MPs also cut allocation to counties from Sh317.5 billion to Sh316.5 billion in what is likely to inflame passions between the devolved units and Parliament.
Total government spending for the financial year was projected at Sh2.72 trillion down from Sh2.76 trillion in the draft.
During the official release of the State of the Judiciary and Administration of Justice Report 2018-2019, President Uhuru Kenyatta differed with Justice Maraga over the funding.
“We run an institution which is like a hospital. If you disguise yourself, Your Excellency, if you go to Kibera and Makadara, you will see the pain of the people. Some are extremely poor. If their cases are not heard, they are in great pain,” said Justice Maraga.
However, President Kenyatta asked the Judiciary to think out of the box. “When we propose tax measures to raise more money, the Judiciary is quick to issue an injunction. The same body is quick to say it is not properly funded to carry out its duties. The revenue is still the same and the cuts were meant for everybody,” he said.

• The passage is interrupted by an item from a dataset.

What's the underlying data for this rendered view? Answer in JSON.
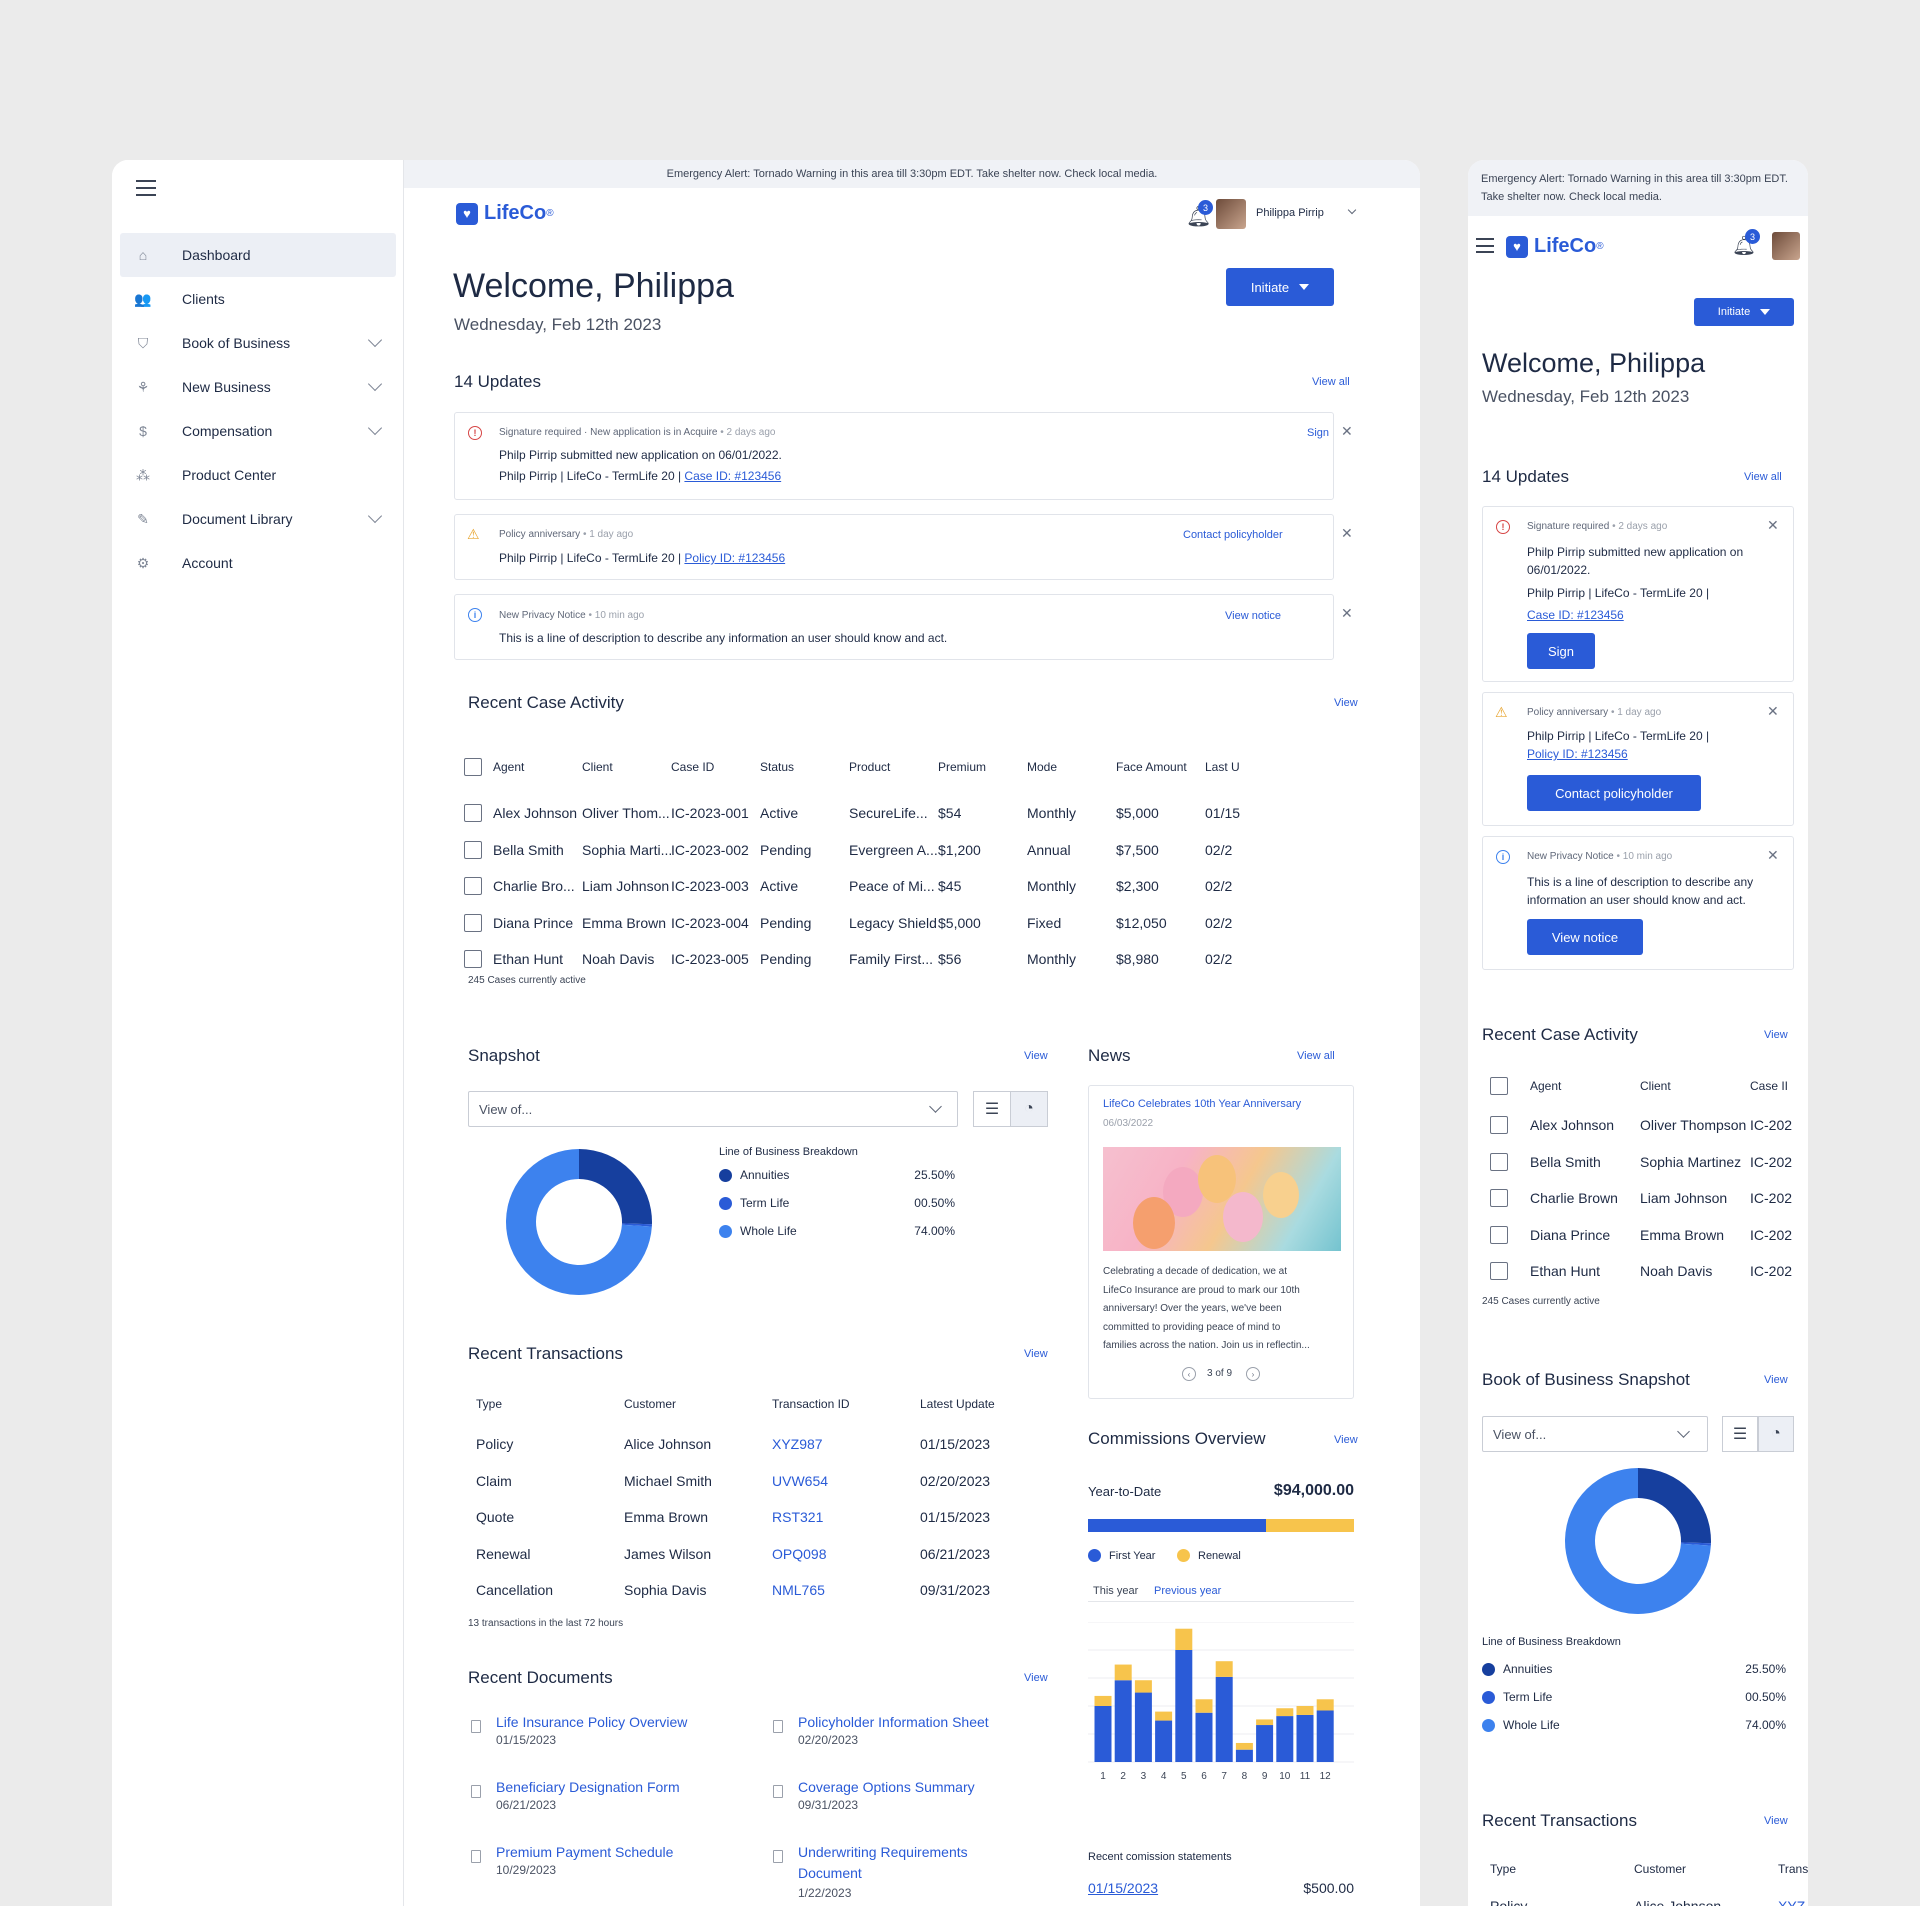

“The government is ready to finance the Judiciary but you also need to think outside the box due to internal evaluation.”